We went to Hermanus with very few concrete plans. See a friend there, stay in a B&B there, and that was about it. I was skeptical that it was going to be a huge success, but obviously, as usual with these things, I was wrong. We had a great couple of days; busy, but fun. Some good family time. Beach visits, a market which had beer on sale, some flamingo stalking, a spot (or two) of fun with the Mavic, a walk in the nature reserve, some decent food (some not so decent food) and then an impromptu stop at Betty’s Bay on the way home.

… where the penguins and dassies and cormorants were all only too pleased to pose for the camera, and where the foreign tourists (German and Spanish) refused to spend R20 (£1.16, €1.31, $1.49) to see the all the chicks, because there were two just before the hut where you had to cough up your admission fee. The admission fee that goes towards looking after the penguins and preserving their future.

Sometimes foreign tourists can be tight bastards. All they seemed to want to do was stand around near their tour bus and smoke cigarettes (and guess where the fag butts went, fewer than 24 hours on from this?).
Most of the tourists we see in the Cape are having a great time and are amazed by what they see. These ones, not so much.

Anyway, photos here. Not of the foreign tourists, obviously. Ugh.


After the PILCHARDS OF DOOM in Paarl story which broke earlier today and the hippo house invasions in Nigeria last week, now it’s a story of penguins in Betty’s Bay.

A colony of endangered African penguins has ruffled the feathers of an elderly Betty’s Bay resident, whose house is slowly being taken over by the critters.

Aww. Penguins! Cute! (Everyone loves penguins.)

79-year old Barbara Wallers has lived in her Stony Point home since 1947, adjacent to the oldest land-based colony of African penguins in South Africa, with around 5 000 birds.

Aww. Sweet old lady!
Got that mental image of your lovely grandma, all grey haired, cardigan clad with her tea and biscuits?
You have? Great. So what does Grandma think of the penguins?

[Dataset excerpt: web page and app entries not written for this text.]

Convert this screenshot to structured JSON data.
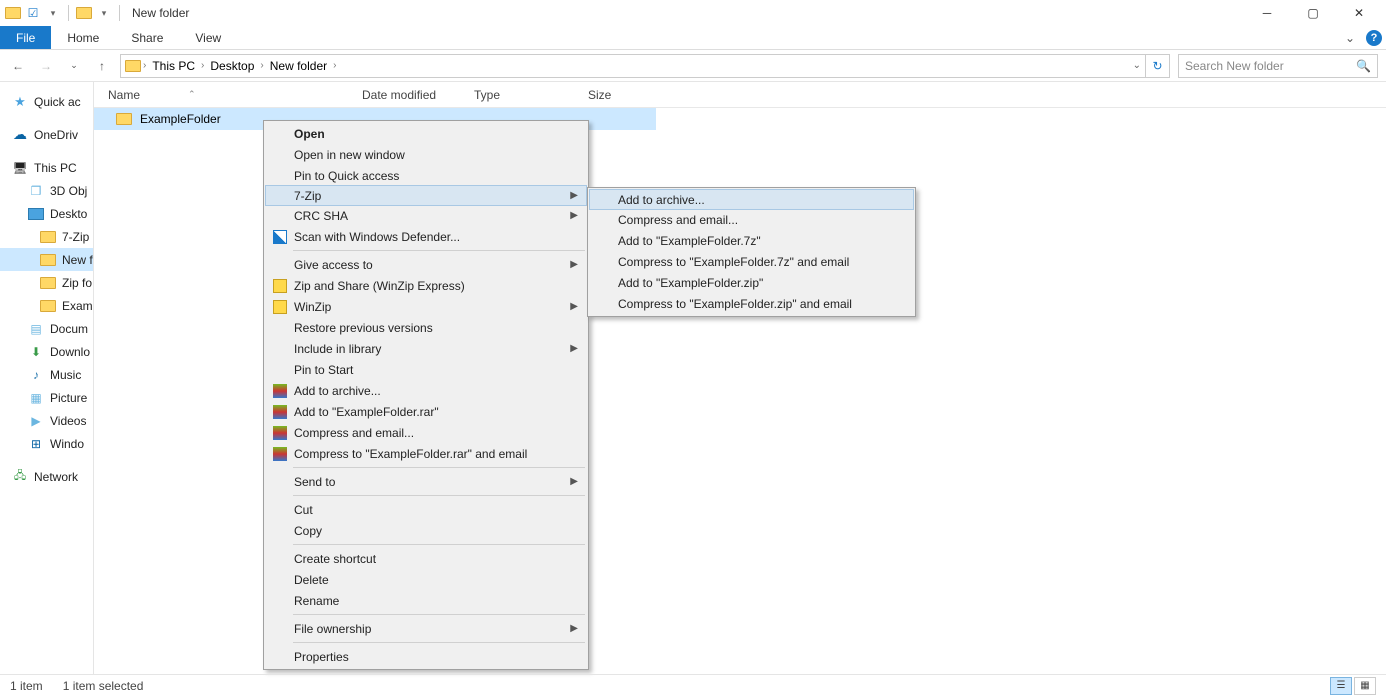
{
  "titlebar": {
    "title": "New folder"
  },
  "ribbon": {
    "file": "File",
    "home": "Home",
    "share": "Share",
    "view": "View"
  },
  "breadcrumb": {
    "pc": "This PC",
    "desktop": "Desktop",
    "folder": "New folder"
  },
  "search": {
    "placeholder": "Search New folder"
  },
  "columns": {
    "name": "Name",
    "date": "Date modified",
    "type": "Type",
    "size": "Size"
  },
  "row": {
    "name": "ExampleFolder",
    "date": "",
    "type": "",
    "size": ""
  },
  "sidebar": {
    "quick": "Quick ac",
    "onedrive": "OneDriv",
    "thispc": "This PC",
    "obj3d": "3D Obj",
    "desktop": "Deskto",
    "sevenzip": "7-Zip",
    "newf": "New f",
    "zipfo": "Zip fo",
    "examp": "Examp",
    "docs": "Docum",
    "down": "Downlo",
    "music": "Music",
    "pic": "Picture",
    "videos": "Videos",
    "windo": "Windo",
    "network": "Network"
  },
  "ctx": {
    "open": "Open",
    "open_new": "Open in new window",
    "pin_quick": "Pin to Quick access",
    "sevenzip": "7-Zip",
    "crcsha": "CRC SHA",
    "defender": "Scan with Windows Defender...",
    "give_access": "Give access to",
    "winzip_express": "Zip and Share (WinZip Express)",
    "winzip": "WinZip",
    "restore": "Restore previous versions",
    "include_lib": "Include in library",
    "pin_start": "Pin to Start",
    "add_archive": "Add to archive...",
    "add_rar": "Add to \"ExampleFolder.rar\"",
    "compress_email": "Compress and email...",
    "compress_rar_email": "Compress to \"ExampleFolder.rar\" and email",
    "send_to": "Send to",
    "cut": "Cut",
    "copy": "Copy",
    "shortcut": "Create shortcut",
    "delete": "Delete",
    "rename": "Rename",
    "file_own": "File ownership",
    "properties": "Properties"
  },
  "sub": {
    "add_archive": "Add to archive...",
    "compress_email": "Compress and email...",
    "add_7z": "Add to \"ExampleFolder.7z\"",
    "compress_7z_email": "Compress to \"ExampleFolder.7z\" and email",
    "add_zip": "Add to \"ExampleFolder.zip\"",
    "compress_zip_email": "Compress to \"ExampleFolder.zip\" and email"
  },
  "status": {
    "count": "1 item",
    "selected": "1 item selected"
  }
}
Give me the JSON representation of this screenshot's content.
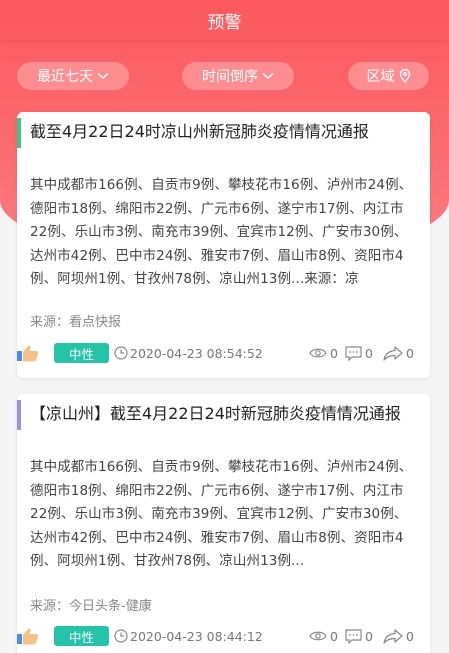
{
  "header": {
    "title": "预警"
  },
  "filters": {
    "range": "最近七天",
    "order": "时间倒序",
    "region": "区域"
  },
  "colors": {
    "header_red": "#fb5a5f",
    "tag_green": "#25c3a8",
    "card1_accent": "#3cc48a",
    "card2_accent": "#9b8ef2"
  },
  "cards": [
    {
      "title": "截至4月22日24时凉山州新冠肺炎疫情情况通报",
      "body": "其中成都市166例、自贡市9例、攀枝花市16例、泸州市24例、德阳市18例、绵阳市22例、广元市6例、遂宁市17例、内江市22例、乐山市3例、南充市39例、宜宾市12例、广安市30例、达州市42例、巴中市24例、雅安市7例、眉山市8例、资阳市4例、阿坝州1例、甘孜州78例、凉山州13例...来源：凉",
      "source": "来源：看点快报",
      "tag": "中性",
      "time": "2020-04-23 08:54:52",
      "views": "0",
      "comments": "0",
      "shares": "0"
    },
    {
      "title": "【凉山州】截至4月22日24时新冠肺炎疫情情况通报",
      "body": "其中成都市166例、自贡市9例、攀枝花市16例、泸州市24例、德阳市18例、绵阳市22例、广元市6例、遂宁市17例、内江市22例、乐山市3例、南充市39例、宜宾市12例、广安市30例、达州市42例、巴中市24例、雅安市7例、眉山市8例、资阳市4例、阿坝州1例、甘孜州78例、凉山州13例...",
      "source": "来源：今日头条-健康",
      "tag": "中性",
      "time": "2020-04-23 08:44:12",
      "views": "0",
      "comments": "0",
      "shares": "0"
    }
  ]
}
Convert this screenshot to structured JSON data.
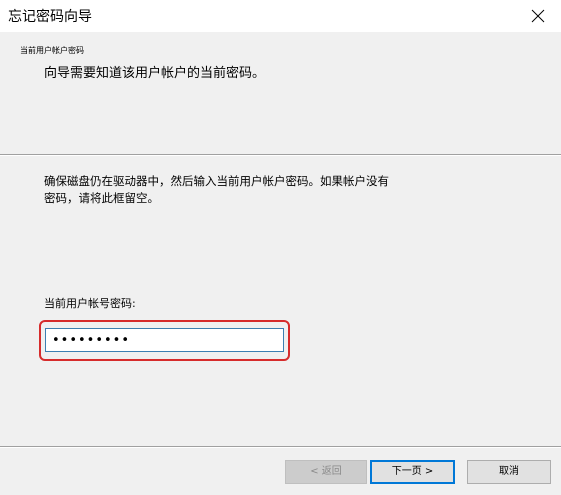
{
  "window": {
    "title": "忘记密码向导"
  },
  "icons": {
    "close": "close-icon"
  },
  "header": {
    "title": "当前用户帐户密码",
    "subtitle": "向导需要知道该用户帐户的当前密码。"
  },
  "body": {
    "instruction_line1": "确保磁盘仍在驱动器中，然后输入当前用户帐户密码。如果帐户没有",
    "instruction_line2": "密码，请将此框留空。",
    "password_label": "当前用户帐号密码:",
    "password_value": "•••••••••",
    "highlight_color": "#d62b2b"
  },
  "buttons": {
    "back": "< 返回",
    "next": "下一页 >",
    "cancel": "取消"
  }
}
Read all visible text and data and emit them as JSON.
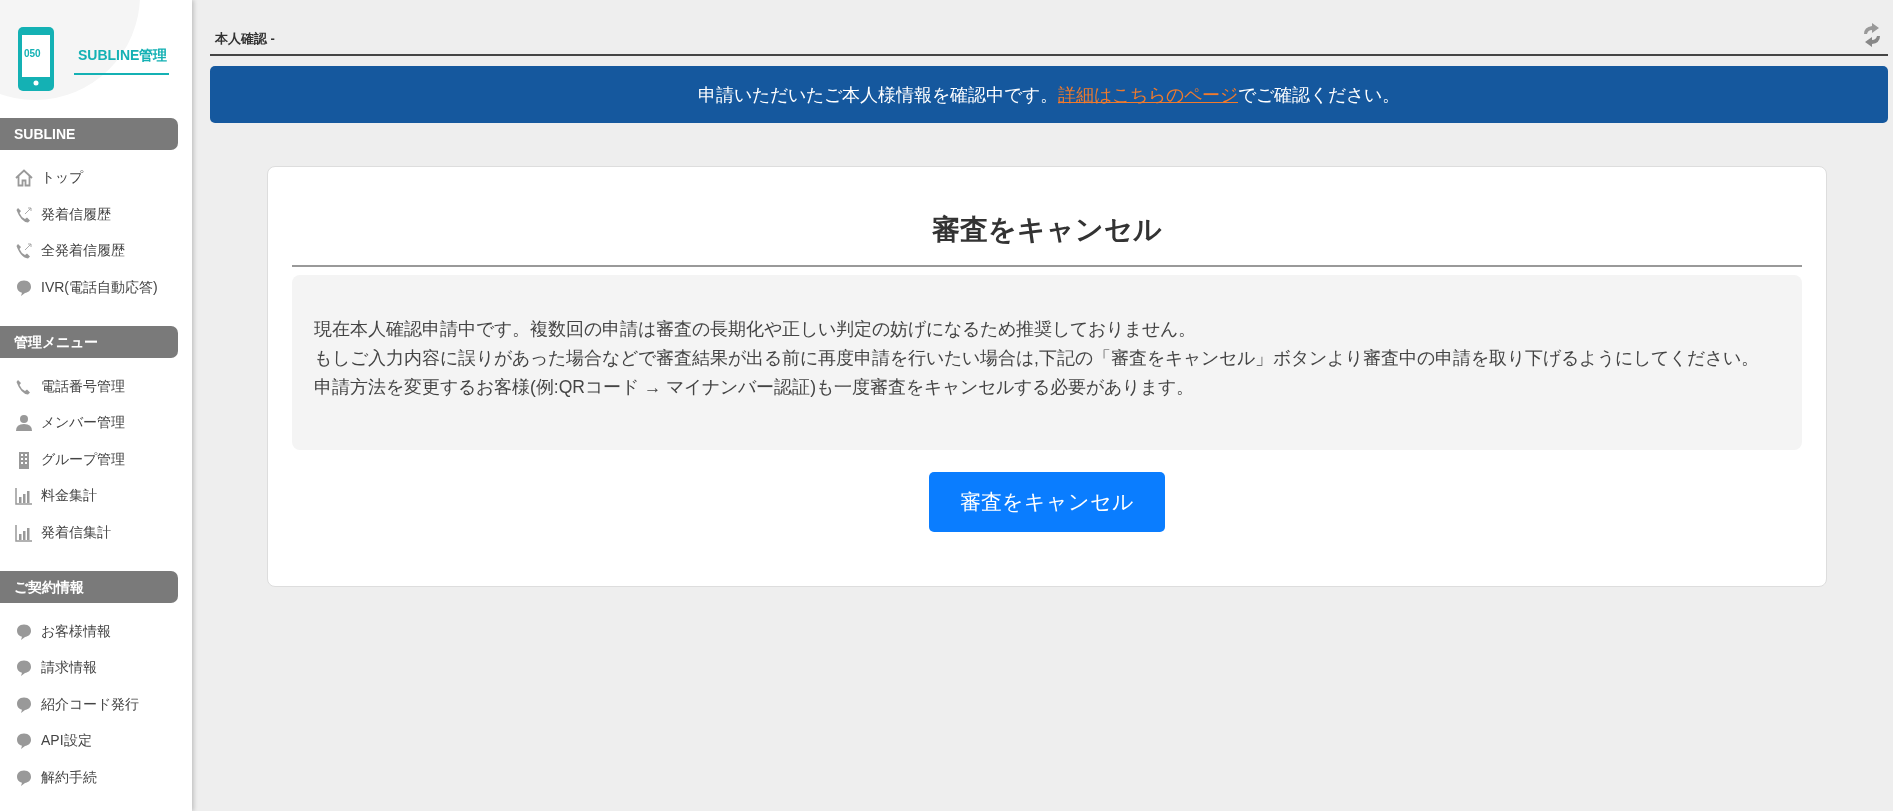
{
  "sidebar": {
    "brand": "SUBLINE管理",
    "logo_text": "050",
    "sections": [
      {
        "title": "SUBLINE",
        "items": [
          {
            "label": "トップ",
            "kind": "home"
          },
          {
            "label": "発着信履歴",
            "kind": "call-history"
          },
          {
            "label": "全発着信履歴",
            "kind": "call-history"
          },
          {
            "label": "IVR(電話自動応答)",
            "kind": "bubble"
          }
        ]
      },
      {
        "title": "管理メニュー",
        "items": [
          {
            "label": "電話番号管理",
            "kind": "phone"
          },
          {
            "label": "メンバー管理",
            "kind": "member"
          },
          {
            "label": "グループ管理",
            "kind": "building"
          },
          {
            "label": "料金集計",
            "kind": "chart"
          },
          {
            "label": "発着信集計",
            "kind": "chart"
          }
        ]
      },
      {
        "title": "ご契約情報",
        "items": [
          {
            "label": "お客様情報",
            "kind": "bubble"
          },
          {
            "label": "請求情報",
            "kind": "bubble"
          },
          {
            "label": "紹介コード発行",
            "kind": "bubble"
          },
          {
            "label": "API設定",
            "kind": "bubble"
          },
          {
            "label": "解約手続",
            "kind": "bubble"
          }
        ]
      }
    ]
  },
  "page_title": "本人確認 -",
  "banner": {
    "before": "申請いただいたご本人様情報を確認中です。",
    "link": "詳細はこちらのページ",
    "after": "でご確認ください。"
  },
  "card": {
    "title": "審査をキャンセル",
    "paragraphs": [
      "現在本人確認申請中です。複数回の申請は審査の長期化や正しい判定の妨げになるため推奨しておりません。",
      "もしご入力内容に誤りがあった場合などで審査結果が出る前に再度申請を行いたい場合は,下記の「審査をキャンセル」ボタンより審査中の申請を取り下げるようにしてください。",
      "申請方法を変更するお客様(例:QRコード → マイナンバー認証)も一度審査をキャンセルする必要があります。"
    ],
    "button": "審査をキャンセル"
  }
}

“They shit all over the place. The other day I had one in here, running around, and it shit all over my bedroom. It just walked through the door and made a mess of my house,” Barbara Wallers told the Cape Argus.

I would have given anything – anything – to have been there when the reporter recorded that outburst. Brilliant.

The 79-year-old said the penguins waddled across her back garden, set up nests and kept her up the whole night with their squawking. According to the report, the birds snuck through gaps in incomplete fencing and into enticing gardens.

So what methods is sweet Barbara using to get rid of the penguins? Well, obviously, she’s spraying them with fertiliser.

No, I don’t understand this response either.

Is her hope to somehow encourage them to grow uncontrollably so that they can no longer fit through the gaps in the fencing? Or is she just anxious to somehow contravene the National Environmental Management Biodiversity Act (No.10 of 2004) by applying a toxic substance to an endangered species. If that’s the case, rather feed them aging pilchards, Barbara. Those, as we discovered earlier, can be deadly.

Or maybe there’s a more scientific reason. Does the fertiliser make their shit easier to clean off bedroom carpets. Is that it, Barbara? I realise that penguin shit can be difficult to handle. I mentioned this paper here back in April 2007.

Either way, Barbara has 3 months of penguin invasion still to endure:

The Overstrand municipality promised it would complete the fencing by January.

They might be facing some very big penguins and a very angry Granny by then…